The utilities sector encompasses all companies whose core business involves producing, generating, or distributing basic utilities: gas, electricity, and water. The average debt-to-equity ratio, or D/E ratio, for the utilities sector in the first quarter of 2020 was 0.08. In the fourth quarter of 2018, it reached .15, which was enough for Moody's Investors Service to issue and maintain a negative outlook on U.S. regulated utilities for 2019.
- The average debt-to-equity ratio for the utilities sector in the first quarter of 2020 was 0.08.
- Utilities typically carry high debt levels, and they are subject to interest rate risk.
- Utility sector stocks companies generally tend to perform best when interest rates fall or are low.
Understanding the Debt-To-Equity Ratio
The D/E ratio is a metric used to determine the degree of a company's financial leverage. Since utilities typically carry high debt levels, they are subject to interest rate risk, and the D/E ratio is a key metric for evaluating a company's overall financial health. The industries that typically have high D/E ratios are utilities and financial services, whereas wholesalers and service industries tend to have low D/E ratios.
Capital-intensive industries, such as oil and gas refining or utilities, such as telecommunications, require significant financial resources and large amounts of money to produce goods or services.
The telecommunications industry invests heavily in infrastructure, for example, installing thousands of miles of cables to provide customers with service. There are also ongoing capital expenditures for necessary maintenance, upgrades, and expansion of service areas. All of these costs and financial commitments mean high levels of debt and interest expense, which raises the D/E ratio.
The stocks of utilities sector companies generally tend to perform best when interest rates fall or are low because they typically hold high levels of debt.
Calculating the D/E Ratio
To calculate a company's D/E ratio, you divide its total liabilities by the amount of equity provided by stockholders. This metric reveals the respective amounts of debt and equity a company uses to finance its operations. The D/E ratio for a sector can be determined by calculating and averaging the D/E ratios for all of the companies within the sector.

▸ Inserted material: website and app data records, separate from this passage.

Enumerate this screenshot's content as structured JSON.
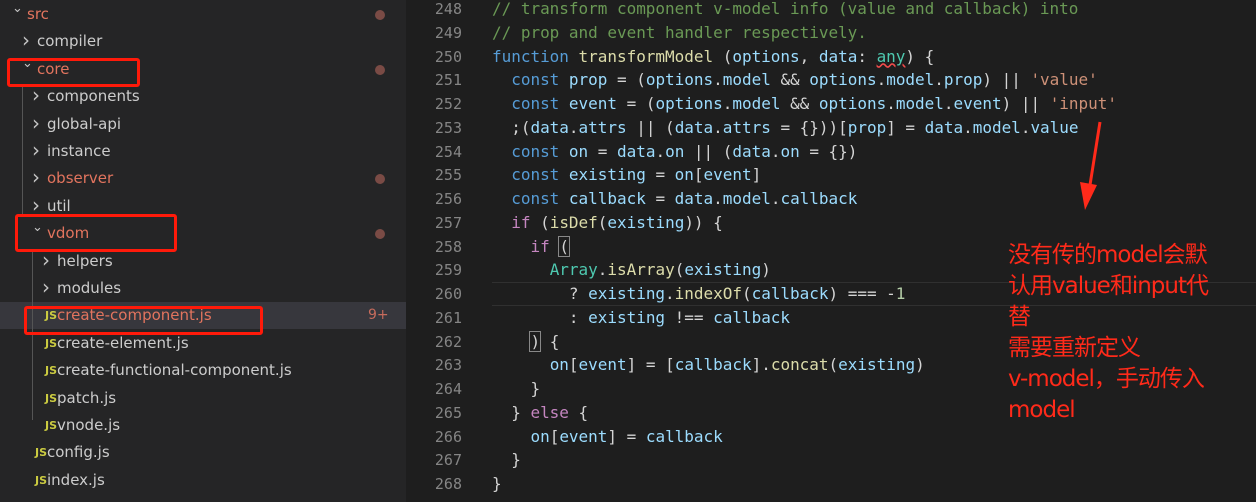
{
  "explorer": {
    "items": [
      {
        "label": "src",
        "depth": 0,
        "type": "folder",
        "open": true,
        "modified": true
      },
      {
        "label": "compiler",
        "depth": 1,
        "type": "folder",
        "open": false
      },
      {
        "label": "core",
        "depth": 1,
        "type": "folder",
        "open": true,
        "modified": true
      },
      {
        "label": "components",
        "depth": 2,
        "type": "folder",
        "open": false
      },
      {
        "label": "global-api",
        "depth": 2,
        "type": "folder",
        "open": false
      },
      {
        "label": "instance",
        "depth": 2,
        "type": "folder",
        "open": false
      },
      {
        "label": "observer",
        "depth": 2,
        "type": "folder",
        "open": false,
        "modified": true
      },
      {
        "label": "util",
        "depth": 2,
        "type": "folder",
        "open": false
      },
      {
        "label": "vdom",
        "depth": 2,
        "type": "folder",
        "open": true,
        "modified": true
      },
      {
        "label": "helpers",
        "depth": 3,
        "type": "folder",
        "open": false
      },
      {
        "label": "modules",
        "depth": 3,
        "type": "folder",
        "open": false
      },
      {
        "label": "create-component.js",
        "depth": 3,
        "type": "file",
        "modified": true,
        "selected": true,
        "badge": "9+"
      },
      {
        "label": "create-element.js",
        "depth": 3,
        "type": "file"
      },
      {
        "label": "create-functional-component.js",
        "depth": 3,
        "type": "file"
      },
      {
        "label": "patch.js",
        "depth": 3,
        "type": "file"
      },
      {
        "label": "vnode.js",
        "depth": 3,
        "type": "file"
      },
      {
        "label": "config.js",
        "depth": 2,
        "type": "file"
      },
      {
        "label": "index.js",
        "depth": 2,
        "type": "file"
      }
    ],
    "file_icon_text": "JS"
  },
  "editor": {
    "lines": [
      {
        "n": "248",
        "t": [
          [
            "c",
            "// transform component v-model info (value and callback) into"
          ]
        ]
      },
      {
        "n": "249",
        "t": [
          [
            "c",
            "// prop and event handler respectively."
          ]
        ]
      },
      {
        "n": "250",
        "t": [
          [
            "k",
            "function "
          ],
          [
            "f",
            "transformModel"
          ],
          [
            "p",
            " ("
          ],
          [
            "v",
            "options"
          ],
          [
            "p",
            ", "
          ],
          [
            "v",
            "data"
          ],
          [
            "p",
            ": "
          ],
          [
            "t squig",
            "any"
          ],
          [
            "p",
            ") {"
          ]
        ]
      },
      {
        "n": "251",
        "t": [
          [
            "p",
            "  "
          ],
          [
            "k",
            "const "
          ],
          [
            "v",
            "prop"
          ],
          [
            "p",
            " = ("
          ],
          [
            "v",
            "options"
          ],
          [
            "p",
            "."
          ],
          [
            "v",
            "model"
          ],
          [
            "p",
            " && "
          ],
          [
            "v",
            "options"
          ],
          [
            "p",
            "."
          ],
          [
            "v",
            "model"
          ],
          [
            "p",
            "."
          ],
          [
            "v",
            "prop"
          ],
          [
            "p",
            ") || "
          ],
          [
            "s",
            "'value'"
          ]
        ]
      },
      {
        "n": "252",
        "t": [
          [
            "p",
            "  "
          ],
          [
            "k",
            "const "
          ],
          [
            "v",
            "event"
          ],
          [
            "p",
            " = ("
          ],
          [
            "v",
            "options"
          ],
          [
            "p",
            "."
          ],
          [
            "v",
            "model"
          ],
          [
            "p",
            " && "
          ],
          [
            "v",
            "options"
          ],
          [
            "p",
            "."
          ],
          [
            "v",
            "model"
          ],
          [
            "p",
            "."
          ],
          [
            "v",
            "event"
          ],
          [
            "p",
            ") || "
          ],
          [
            "s",
            "'input'"
          ]
        ]
      },
      {
        "n": "253",
        "t": [
          [
            "p",
            "  ;("
          ],
          [
            "v",
            "data"
          ],
          [
            "p",
            "."
          ],
          [
            "v",
            "attrs"
          ],
          [
            "p",
            " || ("
          ],
          [
            "v",
            "data"
          ],
          [
            "p",
            "."
          ],
          [
            "v",
            "attrs"
          ],
          [
            "p",
            " = {}))["
          ],
          [
            "v",
            "prop"
          ],
          [
            "p",
            "] = "
          ],
          [
            "v",
            "data"
          ],
          [
            "p",
            "."
          ],
          [
            "v",
            "model"
          ],
          [
            "p",
            "."
          ],
          [
            "v",
            "value"
          ]
        ]
      },
      {
        "n": "254",
        "t": [
          [
            "p",
            "  "
          ],
          [
            "k",
            "const "
          ],
          [
            "v",
            "on"
          ],
          [
            "p",
            " = "
          ],
          [
            "v",
            "data"
          ],
          [
            "p",
            "."
          ],
          [
            "v",
            "on"
          ],
          [
            "p",
            " || ("
          ],
          [
            "v",
            "data"
          ],
          [
            "p",
            "."
          ],
          [
            "v",
            "on"
          ],
          [
            "p",
            " = {})"
          ]
        ]
      },
      {
        "n": "255",
        "t": [
          [
            "p",
            "  "
          ],
          [
            "k",
            "const "
          ],
          [
            "v",
            "existing"
          ],
          [
            "p",
            " = "
          ],
          [
            "v",
            "on"
          ],
          [
            "p",
            "["
          ],
          [
            "v",
            "event"
          ],
          [
            "p",
            "]"
          ]
        ]
      },
      {
        "n": "256",
        "t": [
          [
            "p",
            "  "
          ],
          [
            "k",
            "const "
          ],
          [
            "v",
            "callback"
          ],
          [
            "p",
            " = "
          ],
          [
            "v",
            "data"
          ],
          [
            "p",
            "."
          ],
          [
            "v",
            "model"
          ],
          [
            "p",
            "."
          ],
          [
            "v",
            "callback"
          ]
        ]
      },
      {
        "n": "257",
        "t": [
          [
            "p",
            "  "
          ],
          [
            "ctl",
            "if"
          ],
          [
            "p",
            " ("
          ],
          [
            "f",
            "isDef"
          ],
          [
            "p",
            "("
          ],
          [
            "v",
            "existing"
          ],
          [
            "p",
            ")) {"
          ]
        ]
      },
      {
        "n": "258",
        "t": [
          [
            "p",
            "    "
          ],
          [
            "ctl",
            "if"
          ],
          [
            "p",
            " "
          ],
          [
            "p bx",
            "("
          ]
        ]
      },
      {
        "n": "259",
        "t": [
          [
            "p",
            "      "
          ],
          [
            "t",
            "Array"
          ],
          [
            "p",
            "."
          ],
          [
            "f",
            "isArray"
          ],
          [
            "p",
            "("
          ],
          [
            "v",
            "existing"
          ],
          [
            "p",
            ")"
          ]
        ]
      },
      {
        "n": "260",
        "t": [
          [
            "p",
            "        ? "
          ],
          [
            "v",
            "existing"
          ],
          [
            "p",
            "."
          ],
          [
            "f",
            "indexOf"
          ],
          [
            "p",
            "("
          ],
          [
            "v",
            "callback"
          ],
          [
            "p",
            ") === -"
          ],
          [
            "n",
            "1"
          ]
        ]
      },
      {
        "n": "261",
        "t": [
          [
            "p",
            "        : "
          ],
          [
            "v",
            "existing"
          ],
          [
            "p",
            " !== "
          ],
          [
            "v",
            "callback"
          ]
        ]
      },
      {
        "n": "262",
        "t": [
          [
            "p",
            "    "
          ],
          [
            "p bx",
            ")"
          ],
          [
            "p",
            " {"
          ]
        ]
      },
      {
        "n": "263",
        "t": [
          [
            "p",
            "      "
          ],
          [
            "v",
            "on"
          ],
          [
            "p",
            "["
          ],
          [
            "v",
            "event"
          ],
          [
            "p",
            "] = ["
          ],
          [
            "v",
            "callback"
          ],
          [
            "p",
            "]."
          ],
          [
            "f",
            "concat"
          ],
          [
            "p",
            "("
          ],
          [
            "v",
            "existing"
          ],
          [
            "p",
            ")"
          ]
        ]
      },
      {
        "n": "264",
        "t": [
          [
            "p",
            "    }"
          ]
        ]
      },
      {
        "n": "265",
        "t": [
          [
            "p",
            "  } "
          ],
          [
            "ctl",
            "else"
          ],
          [
            "p",
            " {"
          ]
        ]
      },
      {
        "n": "266",
        "t": [
          [
            "p",
            "    "
          ],
          [
            "v",
            "on"
          ],
          [
            "p",
            "["
          ],
          [
            "v",
            "event"
          ],
          [
            "p",
            "] = "
          ],
          [
            "v",
            "callback"
          ]
        ]
      },
      {
        "n": "267",
        "t": [
          [
            "p",
            "  }"
          ]
        ]
      },
      {
        "n": "268",
        "t": [
          [
            "p",
            "}"
          ]
        ]
      }
    ]
  },
  "annotation": {
    "lines": [
      "没有传的model会默",
      "认用value和input代",
      "替",
      "需要重新定义",
      "v-model，手动传入",
      "model"
    ],
    "color": "#ff2a1a"
  }
}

When a company’s D/E ratio is high, this is usually a sign that the company has taken an aggressive financing approach to debt. In this case, additional interest expenses can often cause volatility in earnings reports. If earnings generated are greater than the cost of interest, shareholders benefit. However, if the cost of debt financing outweighs the return generated by the additional capital, the financial load could be too heavy for the company to bear.
D/E Considerations for the Utilities Sector
Evaluating a company using the D/E ratio is dependent on the company's industry. Capital-intensive industries, such as utilities, have relatively higher D/E ratios. Therefore, D/E ratios should be considered in comparison to similar companies within the same industry. Generally, ratios of 0.5 and below are considered excellent, while ratios above 2.0 are viewed more unfavorably.
Utilities often carry high debt levels as their infrastructure requirements make large, periodic capital expenditures necessary. However, they also have a large amount of investment equity because they are such "bedrock" stocks; they are included in the investment portfolio of many funds and individual investors.